One benefit of being a missionary

Last Friday and Saturday, my three boys and I had our biannual medicals done by the OMF Japan medical advisor (a Brit). I'm wondering how many other missions have field-based medical advisors? 

I wrote a little bit about OMF the other day and their vision statement, and how being one of them gives our support-roles more meaning. Another advantage of being a part of a mission organisation is the member care that is provided.

Probably most people would consider biannual medicals an annoyance. But really it is a blessing. To be able to sit down with a native English speaker and talk about whatever medical concerns you might have is a luxury that you might not appreciate unless you've lived in a non English speaking country and had to deal with the local medical system.

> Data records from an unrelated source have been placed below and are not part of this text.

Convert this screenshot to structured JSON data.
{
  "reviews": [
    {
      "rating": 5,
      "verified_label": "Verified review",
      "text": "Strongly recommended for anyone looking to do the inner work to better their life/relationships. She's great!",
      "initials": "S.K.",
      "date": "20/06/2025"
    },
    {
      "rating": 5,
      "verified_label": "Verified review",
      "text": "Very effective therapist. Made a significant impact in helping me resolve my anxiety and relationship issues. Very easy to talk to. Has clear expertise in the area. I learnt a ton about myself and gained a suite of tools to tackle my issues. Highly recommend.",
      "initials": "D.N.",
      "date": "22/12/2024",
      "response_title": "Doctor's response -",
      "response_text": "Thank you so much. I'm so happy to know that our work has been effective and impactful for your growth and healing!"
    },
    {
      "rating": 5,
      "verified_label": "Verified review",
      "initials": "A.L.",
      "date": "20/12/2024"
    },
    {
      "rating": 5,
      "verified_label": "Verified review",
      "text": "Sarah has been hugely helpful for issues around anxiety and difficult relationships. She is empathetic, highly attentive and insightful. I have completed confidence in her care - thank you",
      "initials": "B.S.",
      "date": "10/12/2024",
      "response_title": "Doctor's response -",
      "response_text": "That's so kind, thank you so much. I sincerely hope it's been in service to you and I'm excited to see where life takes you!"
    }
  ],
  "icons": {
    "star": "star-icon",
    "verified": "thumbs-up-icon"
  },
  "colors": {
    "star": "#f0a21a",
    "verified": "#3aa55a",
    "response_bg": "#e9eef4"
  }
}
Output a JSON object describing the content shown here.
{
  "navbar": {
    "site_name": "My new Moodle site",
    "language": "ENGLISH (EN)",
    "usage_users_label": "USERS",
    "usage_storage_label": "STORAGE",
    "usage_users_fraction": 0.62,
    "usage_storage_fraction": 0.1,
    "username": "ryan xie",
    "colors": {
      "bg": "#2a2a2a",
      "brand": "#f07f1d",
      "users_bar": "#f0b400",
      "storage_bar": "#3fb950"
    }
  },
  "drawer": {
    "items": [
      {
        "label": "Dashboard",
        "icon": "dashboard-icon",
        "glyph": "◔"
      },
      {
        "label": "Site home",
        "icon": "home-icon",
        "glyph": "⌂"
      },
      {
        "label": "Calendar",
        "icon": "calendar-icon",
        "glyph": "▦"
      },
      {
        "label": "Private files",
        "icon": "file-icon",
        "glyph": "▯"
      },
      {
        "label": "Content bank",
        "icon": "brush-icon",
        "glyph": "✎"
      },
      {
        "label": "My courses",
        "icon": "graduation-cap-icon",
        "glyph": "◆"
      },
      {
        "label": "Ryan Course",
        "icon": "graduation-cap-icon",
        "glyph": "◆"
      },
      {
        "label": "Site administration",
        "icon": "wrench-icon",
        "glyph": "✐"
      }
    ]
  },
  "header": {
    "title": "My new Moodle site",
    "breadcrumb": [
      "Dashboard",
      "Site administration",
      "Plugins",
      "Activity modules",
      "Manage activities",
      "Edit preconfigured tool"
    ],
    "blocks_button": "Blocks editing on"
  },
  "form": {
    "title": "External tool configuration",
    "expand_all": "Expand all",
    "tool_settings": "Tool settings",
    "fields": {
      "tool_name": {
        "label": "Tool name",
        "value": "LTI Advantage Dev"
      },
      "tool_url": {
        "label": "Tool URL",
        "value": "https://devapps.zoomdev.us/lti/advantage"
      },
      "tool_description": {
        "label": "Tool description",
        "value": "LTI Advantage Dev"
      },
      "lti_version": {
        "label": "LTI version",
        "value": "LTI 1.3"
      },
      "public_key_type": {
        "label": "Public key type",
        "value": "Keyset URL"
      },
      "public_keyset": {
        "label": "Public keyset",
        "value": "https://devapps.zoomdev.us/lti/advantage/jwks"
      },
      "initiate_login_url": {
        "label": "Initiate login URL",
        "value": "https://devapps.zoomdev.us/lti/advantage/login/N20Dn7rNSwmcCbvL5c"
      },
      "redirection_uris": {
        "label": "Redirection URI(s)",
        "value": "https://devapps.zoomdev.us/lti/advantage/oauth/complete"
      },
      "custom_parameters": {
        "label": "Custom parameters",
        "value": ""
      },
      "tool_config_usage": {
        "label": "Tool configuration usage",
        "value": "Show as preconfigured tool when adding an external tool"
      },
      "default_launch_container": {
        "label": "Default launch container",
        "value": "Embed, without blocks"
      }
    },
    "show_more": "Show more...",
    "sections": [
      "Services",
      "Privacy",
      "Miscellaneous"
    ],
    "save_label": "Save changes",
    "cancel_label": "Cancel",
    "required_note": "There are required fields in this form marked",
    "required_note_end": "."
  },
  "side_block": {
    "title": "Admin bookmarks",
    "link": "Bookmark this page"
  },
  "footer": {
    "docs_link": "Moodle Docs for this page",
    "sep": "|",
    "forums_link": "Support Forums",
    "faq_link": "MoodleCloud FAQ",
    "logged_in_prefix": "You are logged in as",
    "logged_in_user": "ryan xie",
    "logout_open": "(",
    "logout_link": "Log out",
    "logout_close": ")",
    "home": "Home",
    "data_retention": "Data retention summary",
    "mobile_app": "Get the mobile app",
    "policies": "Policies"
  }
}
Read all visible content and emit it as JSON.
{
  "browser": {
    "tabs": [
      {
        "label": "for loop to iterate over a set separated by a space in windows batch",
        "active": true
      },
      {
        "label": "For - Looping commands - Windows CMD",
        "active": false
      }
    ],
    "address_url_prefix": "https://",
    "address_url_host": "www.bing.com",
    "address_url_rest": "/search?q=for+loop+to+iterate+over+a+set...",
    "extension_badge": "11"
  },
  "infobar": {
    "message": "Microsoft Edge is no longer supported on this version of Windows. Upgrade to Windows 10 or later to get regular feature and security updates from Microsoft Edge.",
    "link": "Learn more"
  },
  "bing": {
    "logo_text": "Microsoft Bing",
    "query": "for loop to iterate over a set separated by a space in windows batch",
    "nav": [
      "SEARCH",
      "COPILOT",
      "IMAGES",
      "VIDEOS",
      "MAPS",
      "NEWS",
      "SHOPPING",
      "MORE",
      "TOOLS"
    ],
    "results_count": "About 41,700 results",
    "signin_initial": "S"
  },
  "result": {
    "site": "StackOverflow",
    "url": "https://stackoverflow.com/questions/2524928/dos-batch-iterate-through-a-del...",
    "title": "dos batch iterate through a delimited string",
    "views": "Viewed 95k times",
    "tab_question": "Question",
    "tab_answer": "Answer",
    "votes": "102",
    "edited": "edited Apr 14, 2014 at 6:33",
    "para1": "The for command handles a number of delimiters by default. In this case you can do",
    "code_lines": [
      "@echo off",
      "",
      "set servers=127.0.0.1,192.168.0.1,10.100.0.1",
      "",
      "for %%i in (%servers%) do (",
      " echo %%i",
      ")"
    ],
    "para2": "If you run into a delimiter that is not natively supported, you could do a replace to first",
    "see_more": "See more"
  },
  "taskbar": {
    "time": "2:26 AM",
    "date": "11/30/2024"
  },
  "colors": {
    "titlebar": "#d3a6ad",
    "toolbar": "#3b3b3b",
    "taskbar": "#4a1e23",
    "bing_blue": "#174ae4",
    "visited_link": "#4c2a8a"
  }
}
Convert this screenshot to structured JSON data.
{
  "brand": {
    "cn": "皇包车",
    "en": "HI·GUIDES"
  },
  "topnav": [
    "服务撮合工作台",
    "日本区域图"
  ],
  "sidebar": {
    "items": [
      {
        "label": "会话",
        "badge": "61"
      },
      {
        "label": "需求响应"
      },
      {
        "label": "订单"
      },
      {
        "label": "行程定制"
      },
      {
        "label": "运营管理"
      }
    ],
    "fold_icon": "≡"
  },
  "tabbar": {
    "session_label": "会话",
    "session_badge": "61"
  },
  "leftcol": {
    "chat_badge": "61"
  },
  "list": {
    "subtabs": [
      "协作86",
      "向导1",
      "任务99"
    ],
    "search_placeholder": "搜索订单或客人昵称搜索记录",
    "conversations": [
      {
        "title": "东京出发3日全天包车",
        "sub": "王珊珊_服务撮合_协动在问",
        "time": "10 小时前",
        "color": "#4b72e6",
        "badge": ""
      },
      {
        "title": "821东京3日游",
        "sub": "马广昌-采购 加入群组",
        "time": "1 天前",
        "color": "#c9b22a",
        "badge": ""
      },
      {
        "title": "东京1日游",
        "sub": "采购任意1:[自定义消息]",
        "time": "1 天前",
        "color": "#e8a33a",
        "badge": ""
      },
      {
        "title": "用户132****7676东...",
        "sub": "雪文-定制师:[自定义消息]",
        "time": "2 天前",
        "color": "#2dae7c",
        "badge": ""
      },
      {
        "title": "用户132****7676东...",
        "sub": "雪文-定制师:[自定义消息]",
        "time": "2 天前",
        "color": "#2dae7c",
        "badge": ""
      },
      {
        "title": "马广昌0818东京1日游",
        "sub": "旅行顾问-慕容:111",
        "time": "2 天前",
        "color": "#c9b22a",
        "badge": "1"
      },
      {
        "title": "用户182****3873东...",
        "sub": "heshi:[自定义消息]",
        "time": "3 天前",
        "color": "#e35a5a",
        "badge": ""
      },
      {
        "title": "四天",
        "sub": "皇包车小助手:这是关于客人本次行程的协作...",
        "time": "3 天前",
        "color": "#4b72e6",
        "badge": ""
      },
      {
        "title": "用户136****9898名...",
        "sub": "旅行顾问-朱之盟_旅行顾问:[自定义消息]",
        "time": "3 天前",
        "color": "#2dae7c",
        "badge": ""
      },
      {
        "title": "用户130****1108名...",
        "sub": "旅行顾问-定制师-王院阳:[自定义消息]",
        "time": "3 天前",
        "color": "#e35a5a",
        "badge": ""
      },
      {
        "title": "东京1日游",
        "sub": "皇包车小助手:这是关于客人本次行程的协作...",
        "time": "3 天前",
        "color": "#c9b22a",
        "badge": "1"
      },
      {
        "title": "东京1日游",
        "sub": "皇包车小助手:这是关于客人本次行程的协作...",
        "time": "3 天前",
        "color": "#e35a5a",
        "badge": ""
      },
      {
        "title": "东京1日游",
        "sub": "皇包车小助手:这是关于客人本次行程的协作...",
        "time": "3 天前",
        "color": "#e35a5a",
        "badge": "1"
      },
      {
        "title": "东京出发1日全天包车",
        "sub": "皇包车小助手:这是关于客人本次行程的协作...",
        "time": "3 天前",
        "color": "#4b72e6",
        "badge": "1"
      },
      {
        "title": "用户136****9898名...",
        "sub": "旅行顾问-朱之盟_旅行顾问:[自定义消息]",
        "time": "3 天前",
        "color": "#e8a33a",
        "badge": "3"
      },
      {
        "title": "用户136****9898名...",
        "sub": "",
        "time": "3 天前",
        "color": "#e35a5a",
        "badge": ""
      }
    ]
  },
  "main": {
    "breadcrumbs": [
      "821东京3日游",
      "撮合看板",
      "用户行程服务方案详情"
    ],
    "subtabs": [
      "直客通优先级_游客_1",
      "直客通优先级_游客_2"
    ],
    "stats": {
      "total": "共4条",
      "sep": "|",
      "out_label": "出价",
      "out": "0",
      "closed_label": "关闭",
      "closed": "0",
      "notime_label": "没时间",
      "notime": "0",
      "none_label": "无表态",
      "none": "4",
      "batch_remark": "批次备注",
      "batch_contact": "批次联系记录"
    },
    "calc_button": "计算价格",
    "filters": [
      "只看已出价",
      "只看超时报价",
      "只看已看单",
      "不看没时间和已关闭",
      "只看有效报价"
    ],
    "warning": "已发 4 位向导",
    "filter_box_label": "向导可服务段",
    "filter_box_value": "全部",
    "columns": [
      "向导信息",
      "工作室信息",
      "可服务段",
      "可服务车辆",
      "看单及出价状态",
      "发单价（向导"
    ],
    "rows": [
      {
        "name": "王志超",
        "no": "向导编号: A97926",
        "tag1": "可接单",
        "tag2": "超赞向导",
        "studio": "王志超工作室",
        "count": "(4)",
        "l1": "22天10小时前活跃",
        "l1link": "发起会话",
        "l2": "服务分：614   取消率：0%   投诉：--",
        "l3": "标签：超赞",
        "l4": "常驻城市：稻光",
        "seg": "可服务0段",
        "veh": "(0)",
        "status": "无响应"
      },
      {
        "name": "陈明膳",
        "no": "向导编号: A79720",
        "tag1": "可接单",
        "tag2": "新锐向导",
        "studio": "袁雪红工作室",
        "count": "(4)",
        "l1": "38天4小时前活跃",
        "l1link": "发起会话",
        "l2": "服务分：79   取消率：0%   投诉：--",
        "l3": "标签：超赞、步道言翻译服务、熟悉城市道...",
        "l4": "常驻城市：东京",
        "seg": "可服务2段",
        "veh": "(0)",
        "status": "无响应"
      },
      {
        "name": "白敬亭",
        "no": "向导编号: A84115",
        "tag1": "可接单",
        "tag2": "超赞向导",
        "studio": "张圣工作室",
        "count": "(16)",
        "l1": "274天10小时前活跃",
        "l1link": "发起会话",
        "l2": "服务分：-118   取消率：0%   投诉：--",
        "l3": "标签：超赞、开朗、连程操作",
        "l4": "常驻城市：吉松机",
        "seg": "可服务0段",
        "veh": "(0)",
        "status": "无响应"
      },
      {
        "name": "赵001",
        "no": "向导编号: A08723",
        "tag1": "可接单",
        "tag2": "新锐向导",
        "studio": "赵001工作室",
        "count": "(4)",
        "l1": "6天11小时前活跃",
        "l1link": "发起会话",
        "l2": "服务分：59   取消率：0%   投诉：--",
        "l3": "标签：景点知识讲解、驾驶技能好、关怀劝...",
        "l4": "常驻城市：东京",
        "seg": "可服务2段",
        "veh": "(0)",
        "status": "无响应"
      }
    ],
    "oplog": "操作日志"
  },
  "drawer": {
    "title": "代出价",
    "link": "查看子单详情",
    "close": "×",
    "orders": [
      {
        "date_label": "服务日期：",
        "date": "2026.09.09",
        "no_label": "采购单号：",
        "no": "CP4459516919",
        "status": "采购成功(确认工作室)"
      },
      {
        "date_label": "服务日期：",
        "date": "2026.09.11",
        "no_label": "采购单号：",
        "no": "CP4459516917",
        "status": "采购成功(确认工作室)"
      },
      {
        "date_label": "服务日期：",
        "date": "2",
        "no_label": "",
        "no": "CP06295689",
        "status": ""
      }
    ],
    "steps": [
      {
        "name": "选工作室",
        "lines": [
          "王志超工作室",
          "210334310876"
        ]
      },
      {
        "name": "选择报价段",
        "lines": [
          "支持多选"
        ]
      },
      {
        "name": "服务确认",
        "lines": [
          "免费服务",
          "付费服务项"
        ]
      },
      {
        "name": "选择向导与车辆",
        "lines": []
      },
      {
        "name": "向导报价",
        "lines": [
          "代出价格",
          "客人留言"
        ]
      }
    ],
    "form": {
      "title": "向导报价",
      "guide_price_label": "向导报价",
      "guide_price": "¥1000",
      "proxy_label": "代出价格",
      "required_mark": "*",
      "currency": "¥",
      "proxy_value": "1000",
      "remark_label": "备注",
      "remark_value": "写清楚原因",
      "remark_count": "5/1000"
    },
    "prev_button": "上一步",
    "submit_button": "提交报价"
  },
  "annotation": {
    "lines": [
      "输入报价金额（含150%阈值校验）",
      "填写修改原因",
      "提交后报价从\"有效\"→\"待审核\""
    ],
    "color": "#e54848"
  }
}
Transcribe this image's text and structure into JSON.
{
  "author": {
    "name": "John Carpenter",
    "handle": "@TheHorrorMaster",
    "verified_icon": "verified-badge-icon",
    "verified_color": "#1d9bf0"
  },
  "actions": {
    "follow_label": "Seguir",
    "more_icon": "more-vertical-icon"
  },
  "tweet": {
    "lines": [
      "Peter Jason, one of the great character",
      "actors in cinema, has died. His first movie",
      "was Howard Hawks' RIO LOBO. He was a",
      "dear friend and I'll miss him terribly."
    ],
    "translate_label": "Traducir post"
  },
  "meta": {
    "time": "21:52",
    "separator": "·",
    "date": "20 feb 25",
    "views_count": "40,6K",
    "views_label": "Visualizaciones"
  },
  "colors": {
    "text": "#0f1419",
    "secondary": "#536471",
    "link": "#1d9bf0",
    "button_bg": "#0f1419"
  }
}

Here in Japan we are blessed with a fairly good system. But still, it can be challenging to communicate with medical staff. As someone who comes from a system where you have GPs (General Practitioner) and you go to them for everything (including referral to specialists), it can be a challenge to live with a system where you have to decide for yourself which specialists to go to. I had dermatitis in my ears one time – should I have gone to a Dermatologist or an ENT? What about a urinary tract infection – is that an Internal specialist or a Urologist? As no one coordinates your care, I presume you can go to several different doctors for the same thing with no problem.

To have someone who'll listen carefully to you in your heart language is something pretty special. I don't feel comfortable having a long chat with a doctor in Japan about a concern (not to mention my Japanese usually doesn't cover me that far). Very often their waiting rooms are full and they are shuffling you through as fast as they can.  OMF medical advisors ask you how you're coping with stress, how much exercise you've been doing, how many weeks holidays you've had. No ordinary doctor usually cares so much about these things.

We're able to contact our field medical advisor for advise on how to proceed with a certain concern. So, for example, in January I had a collection of troubling symptoms one day and had trouble sorting out what exactly I was suffering. He was able to give me good advice as to what to do, which doctor to go to. One of our sons suffered an embarrassing problem one evening, after Googling it, I became concerned that it was quickly becoming an emergency and rang our advisor to check whether we should rush to hospital. He confirmed our concern and off we rushed.

Another valuable thing he contributes, is an international view of medical concerns. Different countries have different standards on various things. For example medication is called different things in different countries, and immunisation schedules are different in different countries. Our medical advisor can help us translate these things so that we can work comfortably within Japan as well as our home country. Oh, and OMF International has its own immunisation schedule as well, just to confuse things! 

So, yet another thing I am grateful for as a missionary: greater care for my health than I might otherwise receive, even living in my passport country.

1 comment:

KarenKTeachCamb said...

OK, I confess. I'm jealous!

Accessing decent medical care here is easier now than it has been, and I'm lucky to have two friends who are Australian medicos (one of whom I can easily ask advice of about most things), but it's not the same as having a GP at home. Even then, I don't know that the GPs at home are as thorough as you described, and certainly if they are it's at a cost!

At the same time, I'm also glad you have that support, because dealing with medical stuff overseas is definitely challenging. Praise God that He knows all our needs and cares for each one of them.